At the event’s inaugural session, Nora Lapitan, Senior Science Advisor, Bureau for Food Security, USAID, gave an update on the FTF initiative and highlighted its priorities, which include reducing poverty and malnutrition in children in target countries through accelerated inclusive agricultural growth and a high-quality diet. This was followed by an overview by B.M. Prasanna of the new CGIAR research program on Maize Agri-food system, its focus and priorities and the importance of stress-resilient maize in food security and livelihoods, especially in climate-change vulnerable regions, such as the Asian tropics.

The inaugural session was followed by technical sessions, during which Raman Babu, CIMMYT molecular maize breeder, M.T. Vinayan, CIMMYT maize stress specialist for South Asia, A.R. Sadananda, CIMMYT maize seed system specialist, and CIMMYT socioeconomist Christian Boeber presented their latest research results.

Mohammad Jalal Uddin, BARI Director of Research, receiving a licence for HTMA hybrid deployment from Prasanna. Photo: CIMMYT-India

Mohammad Jalal Uddin, BARI Director of Research, receiving a licence for HTMA hybrid deployment from Prasanna.P.H. Zaidi, HTMA project leader and senior maize physiologist at CIMMYT, described the progress achieved at the end of the project’s third year. Representatives from public and private sector partners presented the results of the HTMA trials conducted at their locations, and shared a list of top-ranking, best-bet heat-tolerant maize hybrids to take forward for large-scale testing and deployment. Collaborators from Pakistan’s Maize and Millet Research Institute (MMRI) and Bhutan’s Maize Program could not participate in the meeting but their progress reports were presented by K. Seetharam and Zaidi, respectively. It is quite impressive that within the first three years of the project, each partner has identified promising and unique maize hybrids suitable for their target markets/agro-ecologies.

Participants visited a demonstration of elite HTMA hybrids and their parents, where they observed the performance of their selected hybrids under Indian conditions. They were able to see the hybrids and their parents side by side, assess their performance and request seed of parental lines.

The project is also involved in capacity building, including providing support to a total of nine M.Sc./Ph.D. students, as well as workshops and in-country training courses in Nepal, Bangladesh and India, where over 100 researchers have been trained on developing stress resilient maize. In a special session dedicated to student research projects, four HTMA students, including Mahender Tripathi from Nepal, Ashraful Alam from Bangladesh and Akula Dinesh and C.N. Ranganath from India, presented their research projects.

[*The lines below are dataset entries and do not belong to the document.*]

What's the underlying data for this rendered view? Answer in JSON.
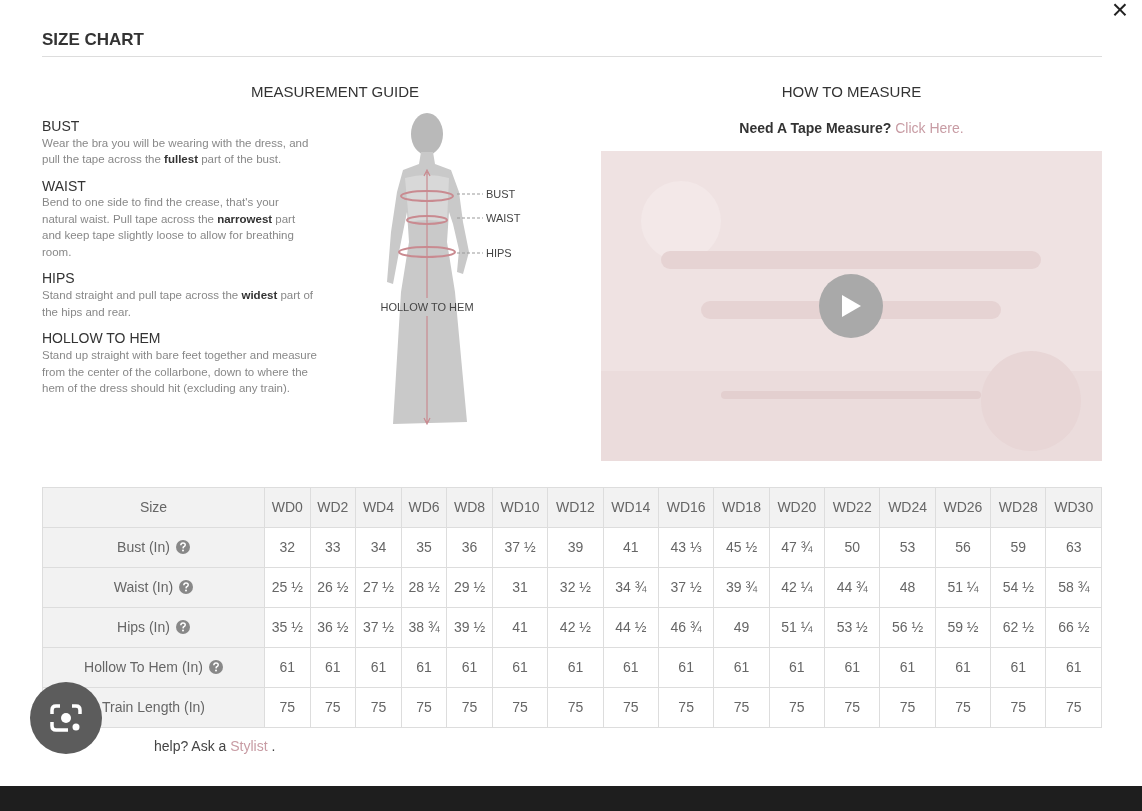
{
  "close": "×",
  "title": "SIZE CHART",
  "guide": {
    "heading": "MEASUREMENT GUIDE",
    "sections": [
      {
        "title": "BUST",
        "text": "Wear the bra you will be wearing with the dress, and pull the tape across the **fullest** part of the bust."
      },
      {
        "title": "WAIST",
        "text": "Bend to one side to find the crease, that's your natural waist. Pull tape across the **narrowest** part and keep tape slightly loose to allow for breathing room."
      },
      {
        "title": "HIPS",
        "text": "Stand straight and pull tape across the **widest** part of the hips and rear."
      },
      {
        "title": "HOLLOW TO HEM",
        "text": "Stand up straight with bare feet together and measure from the center of the collarbone, down to where the hem of the dress should hit (excluding any train)."
      }
    ],
    "figure_labels": [
      "BUST",
      "WAIST",
      "HIPS",
      "HOLLOW TO HEM"
    ]
  },
  "how_to": {
    "heading": "HOW TO MEASURE",
    "prompt": "Need A Tape Measure?",
    "link": "Click Here."
  },
  "table": {
    "row_header": "Size",
    "columns": [
      "WD0",
      "WD2",
      "WD4",
      "WD6",
      "WD8",
      "WD10",
      "WD12",
      "WD14",
      "WD16",
      "WD18",
      "WD20",
      "WD22",
      "WD24",
      "WD26",
      "WD28",
      "WD30"
    ],
    "rows": [
      {
        "label": "Bust (In)",
        "help": true,
        "cells": [
          "32",
          "33",
          "34",
          "35",
          "36",
          "37 ½",
          "39",
          "41",
          "43 ⅓",
          "45 ½",
          "47 ¾",
          "50",
          "53",
          "56",
          "59",
          "63"
        ]
      },
      {
        "label": "Waist (In)",
        "help": true,
        "cells": [
          "25 ½",
          "26 ½",
          "27 ½",
          "28 ½",
          "29 ½",
          "31",
          "32 ½",
          "34 ¾",
          "37 ½",
          "39 ¾",
          "42 ¼",
          "44 ¾",
          "48",
          "51 ¼",
          "54 ½",
          "58 ¾"
        ]
      },
      {
        "label": "Hips (In)",
        "help": true,
        "cells": [
          "35 ½",
          "36 ½",
          "37 ½",
          "38 ¾",
          "39 ½",
          "41",
          "42 ½",
          "44 ½",
          "46 ¾",
          "49",
          "51 ¼",
          "53 ½",
          "56 ½",
          "59 ½",
          "62 ½",
          "66 ½"
        ]
      },
      {
        "label": "Hollow To Hem (In)",
        "help": true,
        "cells": [
          "61",
          "61",
          "61",
          "61",
          "61",
          "61",
          "61",
          "61",
          "61",
          "61",
          "61",
          "61",
          "61",
          "61",
          "61",
          "61"
        ]
      },
      {
        "label": "Train Length (In)",
        "help": false,
        "cells": [
          "75",
          "75",
          "75",
          "75",
          "75",
          "75",
          "75",
          "75",
          "75",
          "75",
          "75",
          "75",
          "75",
          "75",
          "75",
          "75"
        ]
      }
    ]
  },
  "footer": {
    "text": "help? Ask a",
    "link": "Stylist",
    "end": "."
  }
}
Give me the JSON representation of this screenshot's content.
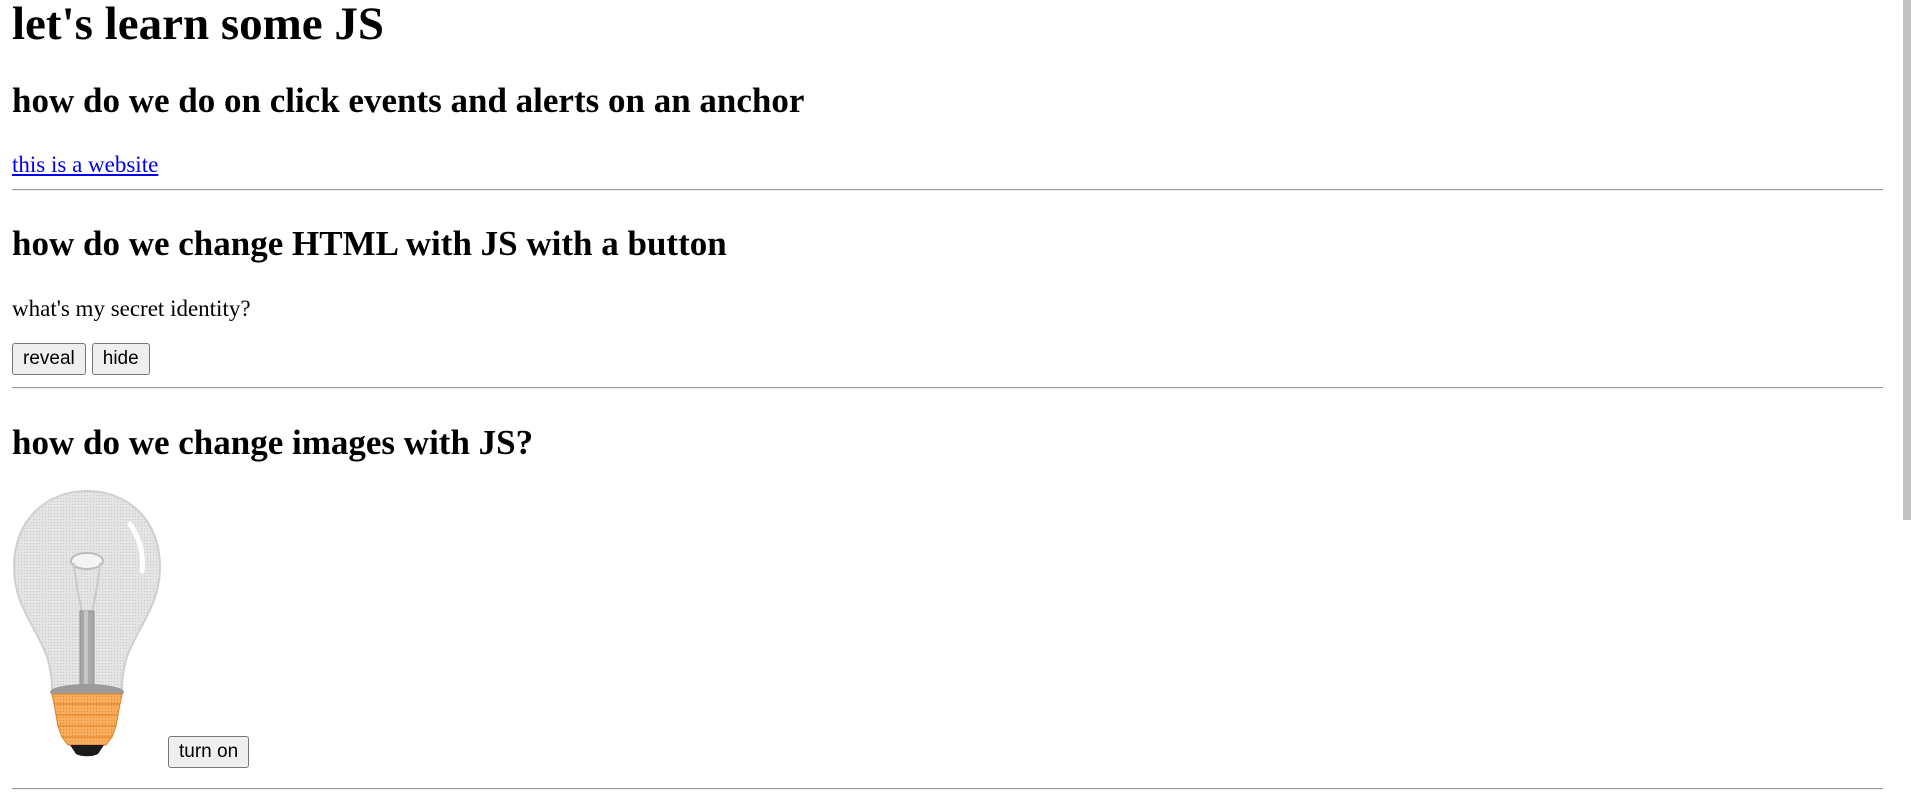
{
  "page": {
    "title": "let's learn some JS"
  },
  "section_anchor": {
    "heading": "how do we do on click events and alerts on an anchor",
    "link_text": "this is a website"
  },
  "section_html": {
    "heading": "how do we change HTML with JS with a button",
    "paragraph": "what's my secret identity?",
    "reveal_label": "reveal",
    "hide_label": "hide"
  },
  "section_images": {
    "heading": "how do we change images with JS?",
    "image_icon": "lightbulb-off-icon",
    "turn_on_label": "turn on"
  },
  "colors": {
    "link": "#0000ee",
    "bulb_base": "#f7a04b"
  }
}
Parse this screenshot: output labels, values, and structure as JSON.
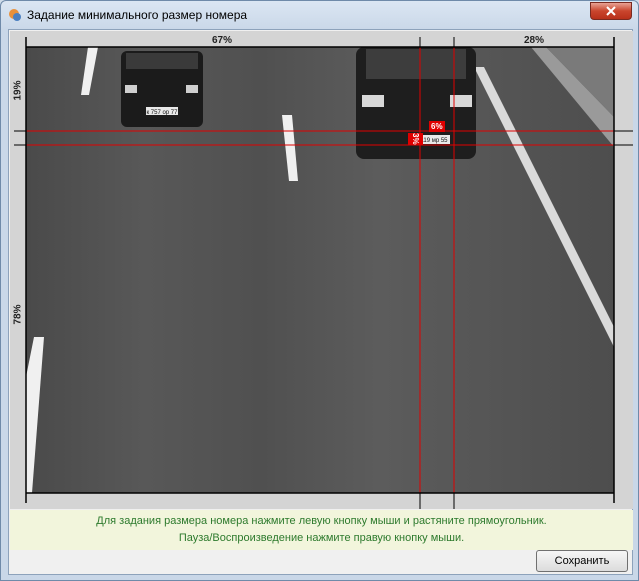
{
  "window": {
    "title": "Задание минимального размер номера",
    "close_icon": "close-icon",
    "app_icon": "app-icon"
  },
  "rulers": {
    "top_left_pct": "67%",
    "top_right_pct": "28%",
    "left_top_pct": "19%",
    "left_bottom_pct": "78%"
  },
  "selection": {
    "width_pct": "6%",
    "height_pct": "3%"
  },
  "plates": {
    "left_car": "к 757 ор 77",
    "right_car": "119 мр 55"
  },
  "hints": {
    "line1": "Для задания размера номера нажмите левую кнопку мыши и растяните прямоугольник.",
    "line2": "Пауза/Воспроизведение нажмите правую кнопку мыши."
  },
  "buttons": {
    "save": "Сохранить"
  },
  "colors": {
    "guide_lines": "#e00000",
    "hint_text": "#2d7a2d",
    "hint_bg": "#f2f5dc"
  }
}
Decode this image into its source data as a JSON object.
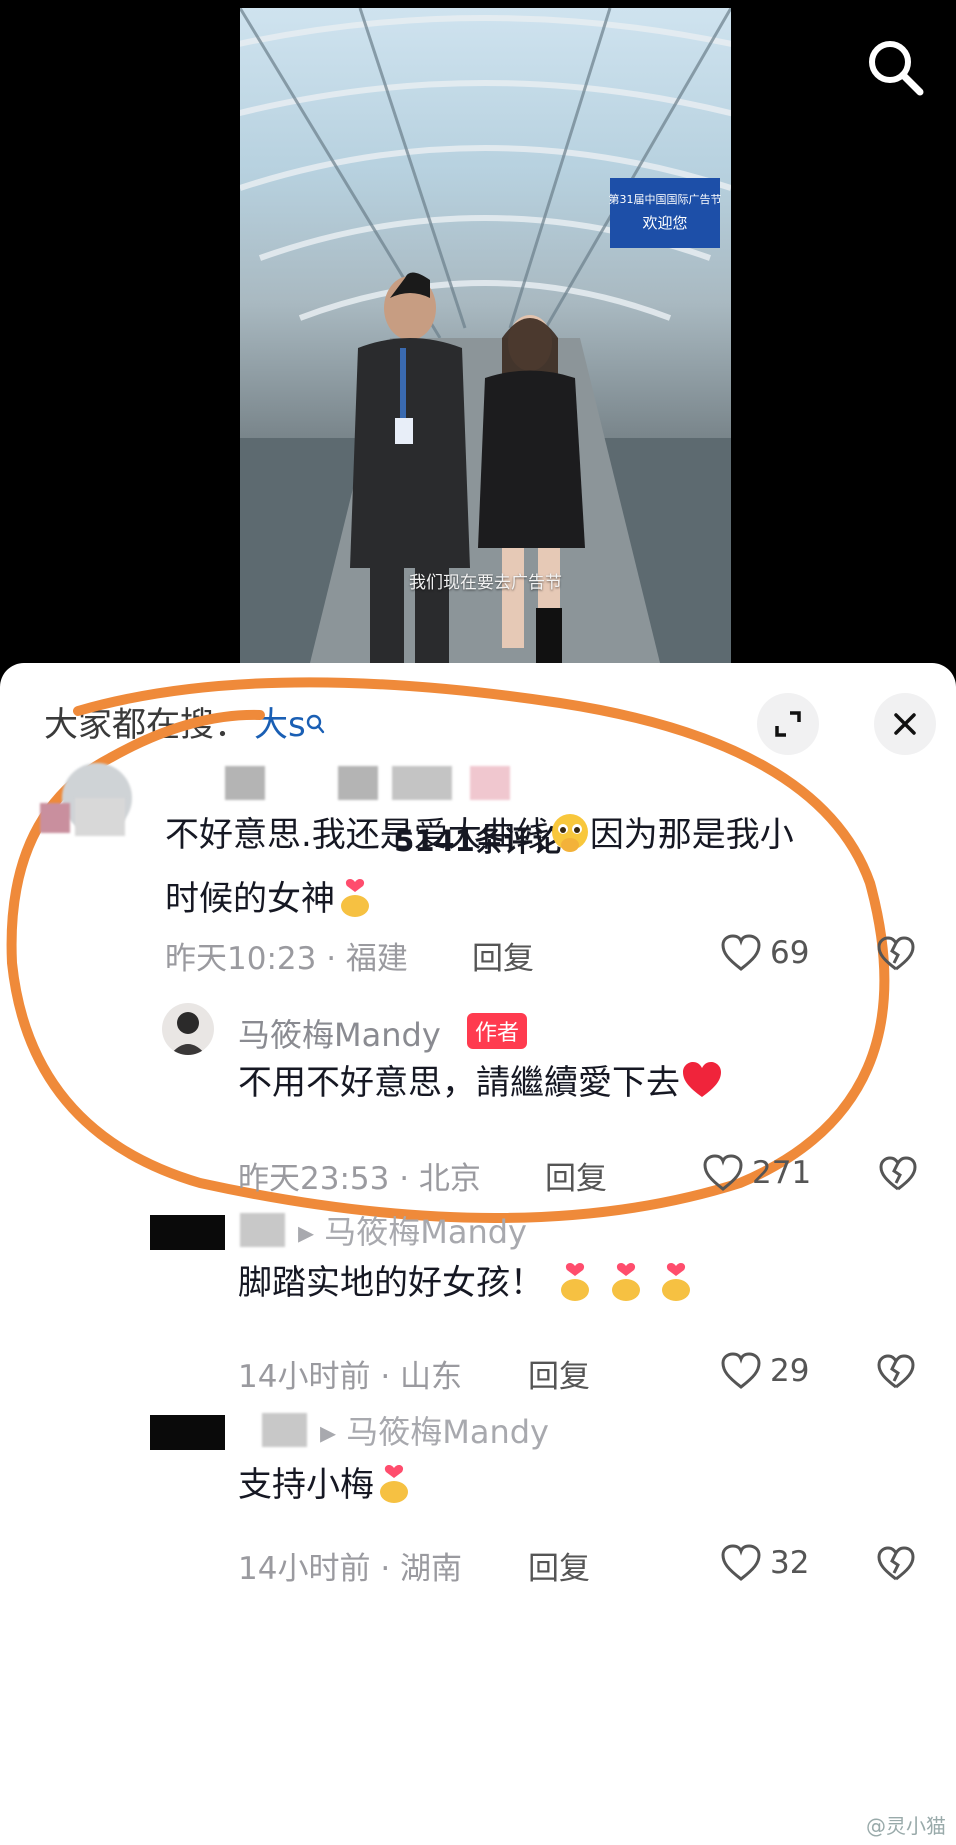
{
  "video": {
    "subtitle": "我们现在要去广告节",
    "banner_line1": "第31届中国国际广告节",
    "banner_line2": "欢迎您"
  },
  "sheet": {
    "search_prefix": "大家都在搜：",
    "search_keyword": "大s",
    "comment_count_title": "5141条评论"
  },
  "comments": [
    {
      "text_line1": "不好意思.我还是爱大曲线",
      "text_line1b": "因为那是我小",
      "text_line2": "时候的女神",
      "time": "昨天10:23",
      "location": "福建",
      "reply_label": "回复",
      "likes": "69"
    },
    {
      "username": "马筱梅Mandy",
      "author_tag": "作者",
      "text": "不用不好意思，請繼續愛下去",
      "time": "昨天23:53",
      "location": "北京",
      "reply_label": "回复",
      "likes": "271"
    },
    {
      "reply_to": "马筱梅Mandy",
      "text": "脚踏实地的好女孩！",
      "time": "14小时前",
      "location": "山东",
      "reply_label": "回复",
      "likes": "29"
    },
    {
      "reply_to": "马筱梅Mandy",
      "text": "支持小梅",
      "time": "14小时前",
      "location": "湖南",
      "reply_label": "回复",
      "likes": "32"
    }
  ],
  "separator": "·",
  "watermark": "@灵小猫"
}
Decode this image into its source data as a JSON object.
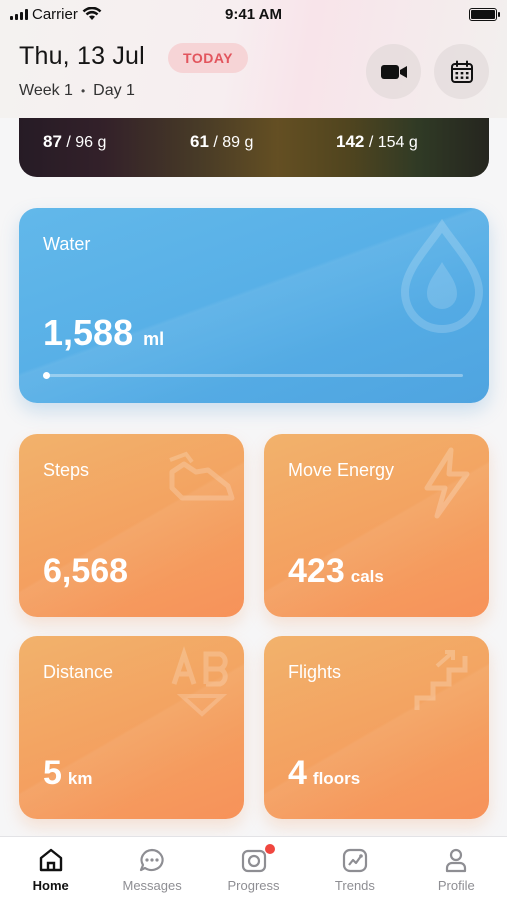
{
  "status_bar": {
    "carrier": "Carrier",
    "time": "9:41 AM"
  },
  "header": {
    "date": "Thu, 13 Jul",
    "today_badge": "TODAY",
    "week": "Week 1",
    "separator": "•",
    "day": "Day 1",
    "icons": [
      "video-camera-icon",
      "calendar-icon"
    ]
  },
  "macros": [
    {
      "value": "87",
      "total": " / 96 g"
    },
    {
      "value": "61",
      "total": " / 89 g"
    },
    {
      "value": "142",
      "total": " / 154 g"
    }
  ],
  "water": {
    "title": "Water",
    "value": "1,588",
    "unit": "ml",
    "icon": "water-drop-icon"
  },
  "stats": {
    "steps": {
      "title": "Steps",
      "value": "6,568",
      "unit": ""
    },
    "move_energy": {
      "title": "Move Energy",
      "value": "423",
      "unit": "cals"
    },
    "distance": {
      "title": "Distance",
      "value": "5",
      "unit": "km"
    },
    "flights": {
      "title": "Flights",
      "value": "4",
      "unit": "floors"
    }
  },
  "tabs": [
    {
      "label": "Home",
      "icon": "home-icon",
      "active": true
    },
    {
      "label": "Messages",
      "icon": "chat-icon",
      "active": false
    },
    {
      "label": "Progress",
      "icon": "camera-icon",
      "active": false
    },
    {
      "label": "Trends",
      "icon": "trend-chart-icon",
      "active": false
    },
    {
      "label": "Profile",
      "icon": "person-icon",
      "active": false
    }
  ],
  "colors": {
    "water_card": "#56aee6",
    "stat_card": "#f3a462",
    "today_text": "#e2555d",
    "today_bg": "#f6d4d6",
    "badge": "#f0463f"
  }
}
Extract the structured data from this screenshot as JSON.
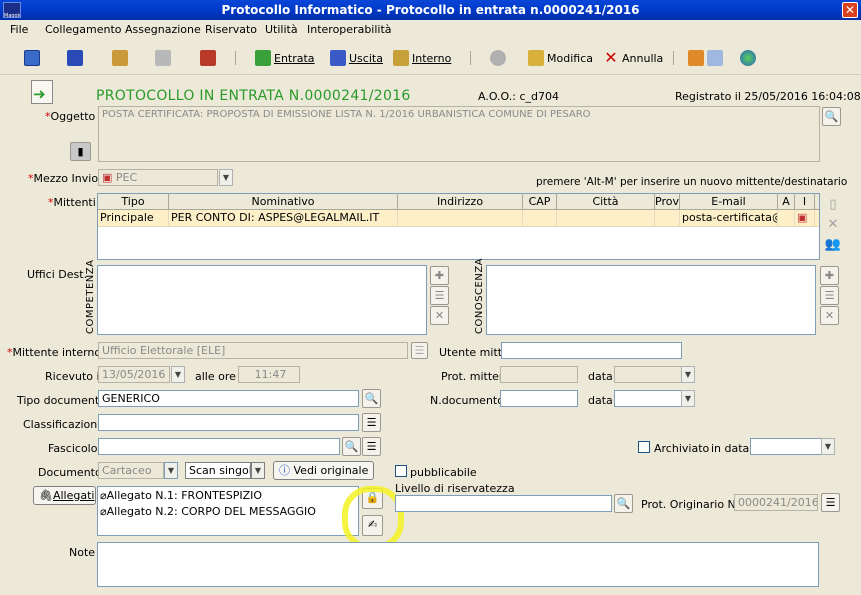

The project’s progress was critically reviewed by the project steering committee (PSC) headed by Prasanna, who expressed great satisfaction with its overall progress and acheivements. Speaking for USAID, Lapitan said they are highly impressed with the progress of the HTMA project and consider it a model project. Other PSC members also expressed their satisfaction and agreed that the HTMA team deserves special appreciation for remarkable achievements within a period of just three years.

The HTMA project meeting was attended by program leaders, scientists and representatives from collaborating institutions in South Asia, including BARI, Nepal’s National Maize Research Program (NMRP) and two of India’s state agriculture universities. Seed companies operating in the region, including Pioneer Hi-bred, Kaveri Seeds and Ajeet Seeds from India, and Sean Seeds and Hariyali Community Seeds from Nepal, and international institutions such as Purdue University, USAID and CIMMYT also participated in the event.

The HTMA team at CIMMYT, Hyderabad, India. Photo: CIMMYT-India